We are one of over 1000 congregations affiliated with the Unitarian Universalist Association, which is headquartered at 24 Farnsworth Street in Boston, MA. The UUA, which is the spiritual and institutional heir of the historic Unitarian and Universalist movements in this country, assists member congregations in all areas of institutional life. It also represents us on a national and international scale. The UUA maintains an extensive web presence, which can be found HERE.
Principles of the Unitarian Universalist Association
We, the member congregations of the Unitarian Universalist Association, covenant to affirm and promote:
- The inherent dignity and worth of every person;
- Justice, equity and compassion in human relations;
- Acceptance of one another and encouragement to spiritual growth in our congregations;
- A free and responsible search for truth and meaning;
- The right of conscience and the use of the democratic process within our congregations and in society at large;
- The goal of world community with peace, liberty, and justice for all;
- Respect for the interdependent web of all existence of which we are a part.
The living tradition which we share draws from many sources:

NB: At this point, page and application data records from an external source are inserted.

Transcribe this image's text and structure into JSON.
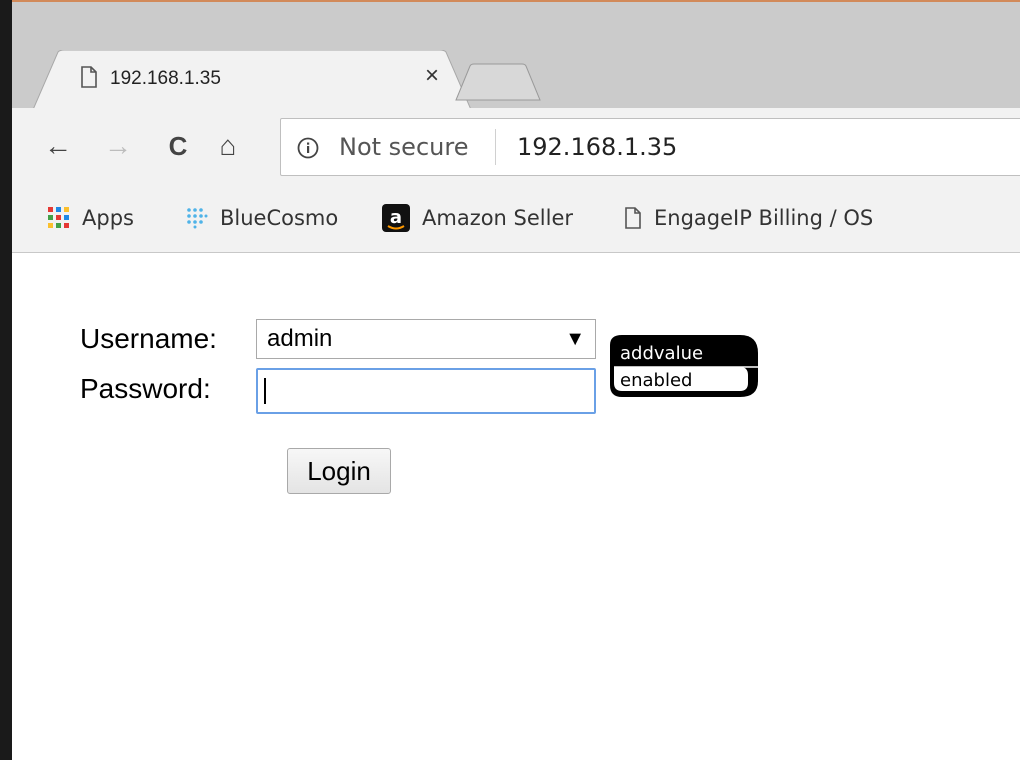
{
  "tab": {
    "title": "192.168.1.35",
    "close_glyph": "×"
  },
  "toolbar": {
    "back_glyph": "←",
    "forward_glyph": "→",
    "reload_glyph": "C",
    "home_glyph": "⌂",
    "security_text": "Not secure",
    "url": "192.168.1.35"
  },
  "bookmarks": [
    {
      "icon": "apps-grid-icon",
      "label": "Apps"
    },
    {
      "icon": "bluecosmo-icon",
      "label": "BlueCosmo"
    },
    {
      "icon": "amazon-icon",
      "label": "Amazon Seller"
    },
    {
      "icon": "page-icon",
      "label": "EngageIP Billing / OS"
    }
  ],
  "form": {
    "username_label": "Username:",
    "username_value": "admin",
    "password_label": "Password:",
    "password_value": "",
    "login_label": "Login"
  },
  "logo": {
    "line1": "addvalue",
    "line2": "enabled"
  },
  "colors": {
    "focus_border": "#6aa0e6",
    "tabstrip": "#cbcbcb",
    "toolbar": "#f2f2f2"
  }
}
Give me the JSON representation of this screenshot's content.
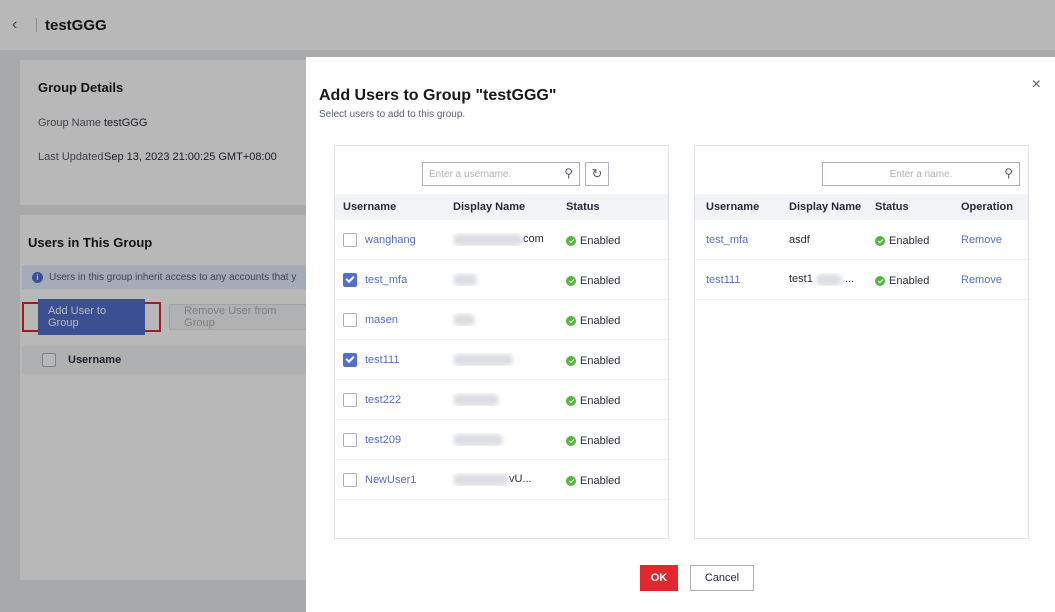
{
  "header": {
    "title": "testGGG"
  },
  "group_details": {
    "title": "Group Details",
    "group_name_label": "Group Name",
    "group_name_value": "testGGG",
    "last_updated_label": "Last Updated",
    "last_updated_value": "Sep 13, 2023 21:00:25 GMT+08:00"
  },
  "users_in_group": {
    "title": "Users in This Group",
    "info": "Users in this group inherit access to any accounts that y",
    "add_button": "Add User to Group",
    "remove_button": "Remove User from Group",
    "column_username": "Username"
  },
  "dialog": {
    "title": "Add Users to Group \"testGGG\"",
    "subtitle": "Select users to add to this group.",
    "left": {
      "search_placeholder": "Enter a username.",
      "columns": {
        "username": "Username",
        "display_name": "Display Name",
        "status": "Status"
      },
      "rows": [
        {
          "username": "wanghang",
          "display_tail": "com",
          "status": "Enabled",
          "checked": false
        },
        {
          "username": "test_mfa",
          "display_tail": "",
          "status": "Enabled",
          "checked": true
        },
        {
          "username": "masen",
          "display_tail": "",
          "status": "Enabled",
          "checked": false
        },
        {
          "username": "test111",
          "display_tail": "",
          "status": "Enabled",
          "checked": true
        },
        {
          "username": "test222",
          "display_tail": "",
          "status": "Enabled",
          "checked": false
        },
        {
          "username": "test209",
          "display_tail": "",
          "status": "Enabled",
          "checked": false
        },
        {
          "username": "NewUser1",
          "display_tail": "vU...",
          "status": "Enabled",
          "checked": false
        }
      ]
    },
    "right": {
      "search_placeholder": "Enter a name.",
      "columns": {
        "username": "Username",
        "display_name": "Display Name",
        "status": "Status",
        "operation": "Operation"
      },
      "rows": [
        {
          "username": "test_mfa",
          "display_name": "asdf",
          "status": "Enabled",
          "operation": "Remove"
        },
        {
          "username": "test111",
          "display_name": "test1",
          "display_tail": "...",
          "status": "Enabled",
          "operation": "Remove"
        }
      ]
    },
    "ok_button": "OK",
    "cancel_button": "Cancel"
  },
  "colors": {
    "primary": "#526ecc",
    "danger": "#e0282f",
    "success": "#50b83c"
  }
}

- Direct experience of that transcending mystery and wonder, affirmed in all cultures, which moves us to a renewal of the spirit and an openness to the forces which create and uphold life;
- Words and deeds of prophetic women and men which challenge us to confront powers and structures of evil with justice, compassion, and the transforming power of love;

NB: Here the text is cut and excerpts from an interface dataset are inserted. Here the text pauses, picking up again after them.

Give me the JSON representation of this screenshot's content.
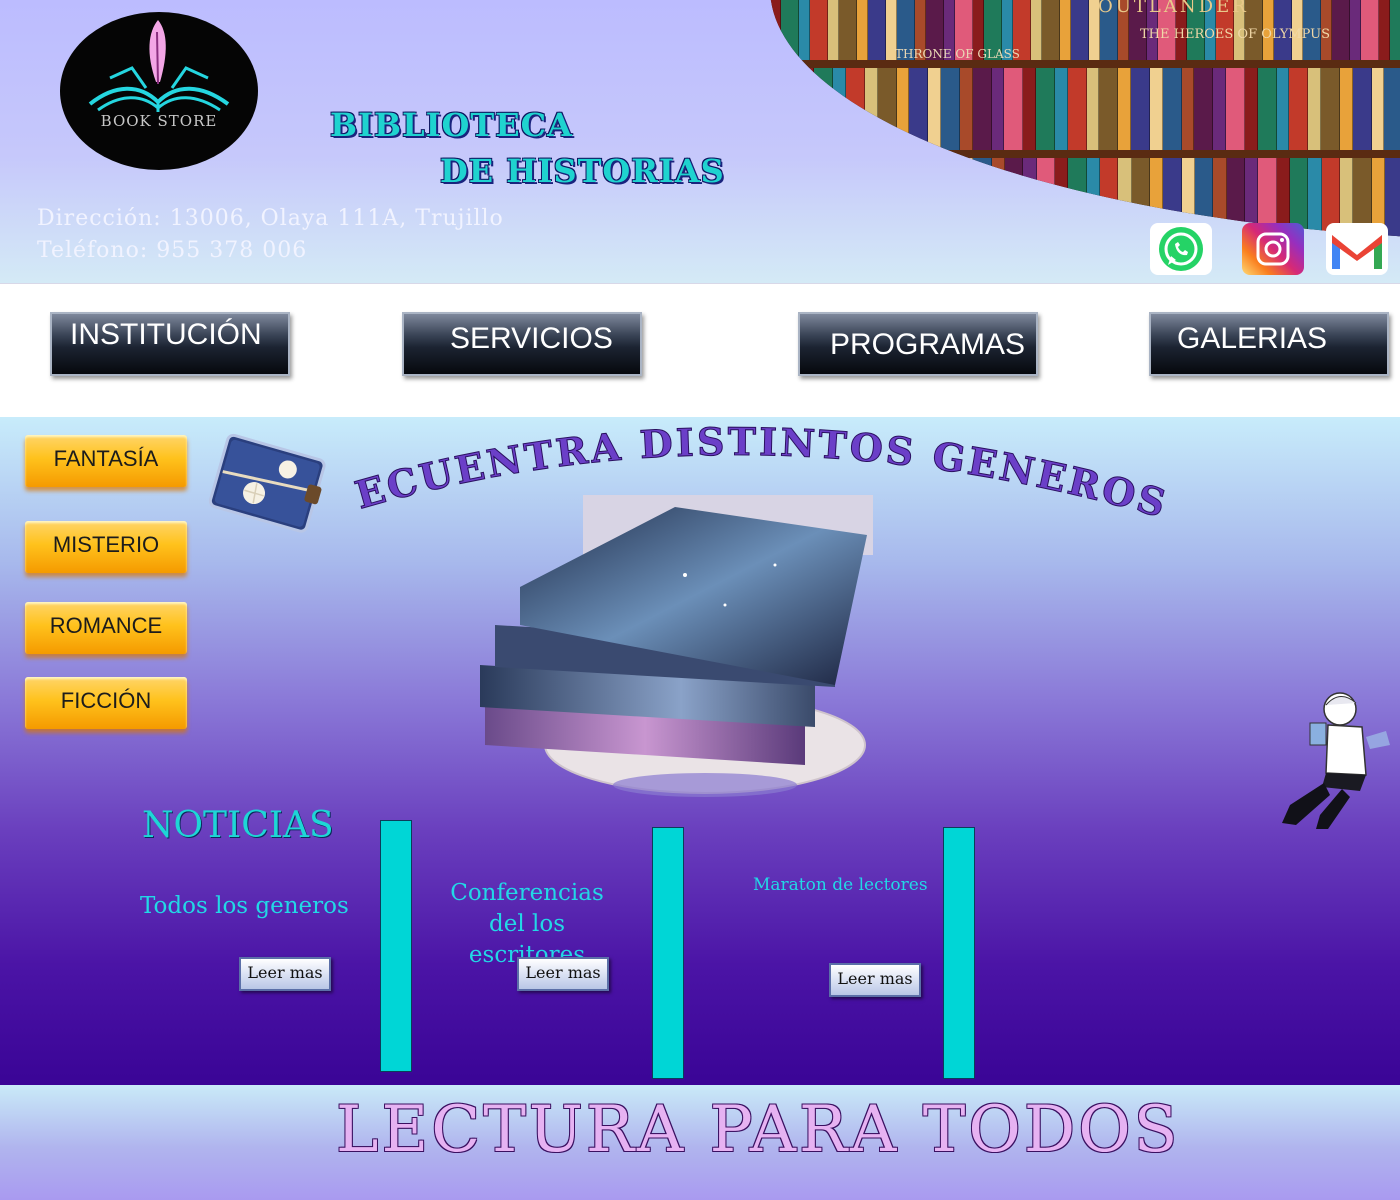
{
  "header": {
    "logo_text": "BOOK STORE",
    "title_line1": "BIBLIOTECA",
    "title_line2": "DE HISTORIAS",
    "address": "Dirección: 13006, Olaya 111A, Trujillo",
    "phone": "Teléfono: 955 378 006",
    "shelf_titles": [
      "OUTLANDER",
      "THE HEROES OF OLYMPUS",
      "THRONE OF GLASS"
    ],
    "social": [
      {
        "name": "whatsapp-icon"
      },
      {
        "name": "instagram-icon"
      },
      {
        "name": "gmail-icon"
      }
    ]
  },
  "nav": {
    "items": [
      {
        "label": "INSTITUCIÓN"
      },
      {
        "label": "SERVICIOS"
      },
      {
        "label": "PROGRAMAS"
      },
      {
        "label": "GALERIAS"
      }
    ]
  },
  "genres": {
    "items": [
      {
        "label": "FANTASÍA"
      },
      {
        "label": "MISTERIO"
      },
      {
        "label": "ROMANCE"
      },
      {
        "label": "FICCIÓN"
      }
    ]
  },
  "hero": {
    "curved_title": "ECUENTRA DISTINTOS GENEROS"
  },
  "news": {
    "title": "NOTICIAS",
    "items": [
      {
        "text": "Todos los generos",
        "button": "Leer mas"
      },
      {
        "text": "Conferencias del los escritores",
        "button": "Leer mas"
      },
      {
        "text": "Maraton de lectores",
        "button": "Leer mas"
      }
    ]
  },
  "footer": {
    "text": "LECTURA PARA TODOS"
  },
  "colors": {
    "accent_cyan": "#1fd3cf",
    "genre_gold": "#ffc21c",
    "nav_dark": "#1c2432",
    "footer_pink": "#e6b2f2"
  }
}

- Wisdom from the world's religions which inspires us in our ethical and spiritual life;
- Jewish and Christian teachings which call us to respond to God's love by loving our neighbors as ourselves;
- Humanist teachings which counsel us to heed the guidance of reason and the results of science, and warn us against idolatries of the mind and spirit.
- Spiritual teachings of earth-centered traditions which celebrate the sacred circle of life and instruct us to live in harmony with the rhythms of nature.
- Grateful for the religious pluralism which enriches and ennobles our faith, we are inspired to deepen our understanding and expand our vision. As free congregations we enter into this covenant, promising to one another our mutual trust and support.
We hold a standard of unconditional respect for each person as the core of our religious tradition.
Therefore, not all beliefs are possible. Any belief that denies the inherent worth of another person is not consistent with our practice. Any belief that precludes fellowship with another person for racial, ethnic, religious, affectional, or sociological reasons is not consistent with our beliefs or practice. Any belief that denies the possibility of openness to another's ideas is not consistent with our beliefs or practice.